We go through life creating memories. Each memory is like a postcard we send to a future self. A postcard we’ll receive at some point later in life, turn it over and over in our hands, admiring the creases, the coffee stains and remembering. Something will trigger the delivery of that postcard. Maybe it will be a song that remembers when, or the smell of perfume that a certain person used to wear.
Our lives are really just a collection of moments remembered. Postcards in a stack. Some of them we turn over and over in our minds, savoring the experience or smarting at a sting. Some postcards we look at with regret. We hold them and wish we’d done something differently. Maybe there was a moment we didn’t seize, something we wish we’d said, someone we wish we’d talked to longer. Whichever way, there is a reason we remember. A reason we sent that postcard into the future, and a reason it was delivered at just this time, so we could remember.

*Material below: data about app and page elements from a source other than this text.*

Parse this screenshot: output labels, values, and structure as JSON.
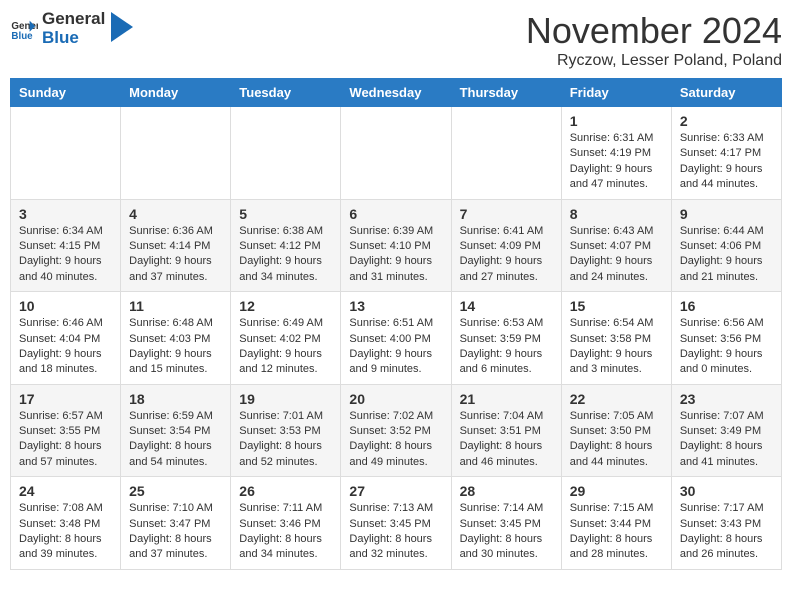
{
  "header": {
    "logo_general": "General",
    "logo_blue": "Blue",
    "month_year": "November 2024",
    "location": "Ryczow, Lesser Poland, Poland"
  },
  "days_of_week": [
    "Sunday",
    "Monday",
    "Tuesday",
    "Wednesday",
    "Thursday",
    "Friday",
    "Saturday"
  ],
  "weeks": [
    [
      {
        "day": "",
        "info": ""
      },
      {
        "day": "",
        "info": ""
      },
      {
        "day": "",
        "info": ""
      },
      {
        "day": "",
        "info": ""
      },
      {
        "day": "",
        "info": ""
      },
      {
        "day": "1",
        "info": "Sunrise: 6:31 AM\nSunset: 4:19 PM\nDaylight: 9 hours and 47 minutes."
      },
      {
        "day": "2",
        "info": "Sunrise: 6:33 AM\nSunset: 4:17 PM\nDaylight: 9 hours and 44 minutes."
      }
    ],
    [
      {
        "day": "3",
        "info": "Sunrise: 6:34 AM\nSunset: 4:15 PM\nDaylight: 9 hours and 40 minutes."
      },
      {
        "day": "4",
        "info": "Sunrise: 6:36 AM\nSunset: 4:14 PM\nDaylight: 9 hours and 37 minutes."
      },
      {
        "day": "5",
        "info": "Sunrise: 6:38 AM\nSunset: 4:12 PM\nDaylight: 9 hours and 34 minutes."
      },
      {
        "day": "6",
        "info": "Sunrise: 6:39 AM\nSunset: 4:10 PM\nDaylight: 9 hours and 31 minutes."
      },
      {
        "day": "7",
        "info": "Sunrise: 6:41 AM\nSunset: 4:09 PM\nDaylight: 9 hours and 27 minutes."
      },
      {
        "day": "8",
        "info": "Sunrise: 6:43 AM\nSunset: 4:07 PM\nDaylight: 9 hours and 24 minutes."
      },
      {
        "day": "9",
        "info": "Sunrise: 6:44 AM\nSunset: 4:06 PM\nDaylight: 9 hours and 21 minutes."
      }
    ],
    [
      {
        "day": "10",
        "info": "Sunrise: 6:46 AM\nSunset: 4:04 PM\nDaylight: 9 hours and 18 minutes."
      },
      {
        "day": "11",
        "info": "Sunrise: 6:48 AM\nSunset: 4:03 PM\nDaylight: 9 hours and 15 minutes."
      },
      {
        "day": "12",
        "info": "Sunrise: 6:49 AM\nSunset: 4:02 PM\nDaylight: 9 hours and 12 minutes."
      },
      {
        "day": "13",
        "info": "Sunrise: 6:51 AM\nSunset: 4:00 PM\nDaylight: 9 hours and 9 minutes."
      },
      {
        "day": "14",
        "info": "Sunrise: 6:53 AM\nSunset: 3:59 PM\nDaylight: 9 hours and 6 minutes."
      },
      {
        "day": "15",
        "info": "Sunrise: 6:54 AM\nSunset: 3:58 PM\nDaylight: 9 hours and 3 minutes."
      },
      {
        "day": "16",
        "info": "Sunrise: 6:56 AM\nSunset: 3:56 PM\nDaylight: 9 hours and 0 minutes."
      }
    ],
    [
      {
        "day": "17",
        "info": "Sunrise: 6:57 AM\nSunset: 3:55 PM\nDaylight: 8 hours and 57 minutes."
      },
      {
        "day": "18",
        "info": "Sunrise: 6:59 AM\nSunset: 3:54 PM\nDaylight: 8 hours and 54 minutes."
      },
      {
        "day": "19",
        "info": "Sunrise: 7:01 AM\nSunset: 3:53 PM\nDaylight: 8 hours and 52 minutes."
      },
      {
        "day": "20",
        "info": "Sunrise: 7:02 AM\nSunset: 3:52 PM\nDaylight: 8 hours and 49 minutes."
      },
      {
        "day": "21",
        "info": "Sunrise: 7:04 AM\nSunset: 3:51 PM\nDaylight: 8 hours and 46 minutes."
      },
      {
        "day": "22",
        "info": "Sunrise: 7:05 AM\nSunset: 3:50 PM\nDaylight: 8 hours and 44 minutes."
      },
      {
        "day": "23",
        "info": "Sunrise: 7:07 AM\nSunset: 3:49 PM\nDaylight: 8 hours and 41 minutes."
      }
    ],
    [
      {
        "day": "24",
        "info": "Sunrise: 7:08 AM\nSunset: 3:48 PM\nDaylight: 8 hours and 39 minutes."
      },
      {
        "day": "25",
        "info": "Sunrise: 7:10 AM\nSunset: 3:47 PM\nDaylight: 8 hours and 37 minutes."
      },
      {
        "day": "26",
        "info": "Sunrise: 7:11 AM\nSunset: 3:46 PM\nDaylight: 8 hours and 34 minutes."
      },
      {
        "day": "27",
        "info": "Sunrise: 7:13 AM\nSunset: 3:45 PM\nDaylight: 8 hours and 32 minutes."
      },
      {
        "day": "28",
        "info": "Sunrise: 7:14 AM\nSunset: 3:45 PM\nDaylight: 8 hours and 30 minutes."
      },
      {
        "day": "29",
        "info": "Sunrise: 7:15 AM\nSunset: 3:44 PM\nDaylight: 8 hours and 28 minutes."
      },
      {
        "day": "30",
        "info": "Sunrise: 7:17 AM\nSunset: 3:43 PM\nDaylight: 8 hours and 26 minutes."
      }
    ]
  ]
}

Of course, life’s postcard production and delivery system charges prices and postage just like the normal system. The postage is paid in time. We pay for the postcard in the first place by spending the time to create the moment. Then we pay for the postage with the intervening time and other postcards bought and sent…
Some postcards are cheap like a dinner with friends. It only costs us a few hours and maybe we’ll cherish that evening for the rest of our lives. Some postcards are expensive, like getting married. Whether the marriage works out or not is irrelevant to the postcard. The end result may affect how we react when that postcard is delivered to us years later on the back of a worn wedding ring clinking against a coffee cup, or the feel of a pen in our hand, signing divorce paperwork. Ultimately it doesn’t matter to the postcard. The postcard is just the memory of that special day, spent however we spent it, good or bad. Our past lives are all just a collection of memories, once lived.
Every day we have to make choices that affect our future memories. How many days do we live where we do nothing memorable? How many days have you lived that you couldn’t remember if you tried? Where there is nothing that can trigger a memory to deliver a postcard that was never formed?
How many months?
I once heard a quote, whose source I can’t recall that went something like this…
“Every time we come to a crossroads in life, every time we have to make a choice, always pick the fork in the road that makes the best memories.”
Collectively the postcards are everything we have, and our stack of postcards define absolutely everything about who we are and how we see ourselves.
Let’s make as many “Picture Perfect Postcards” as we can!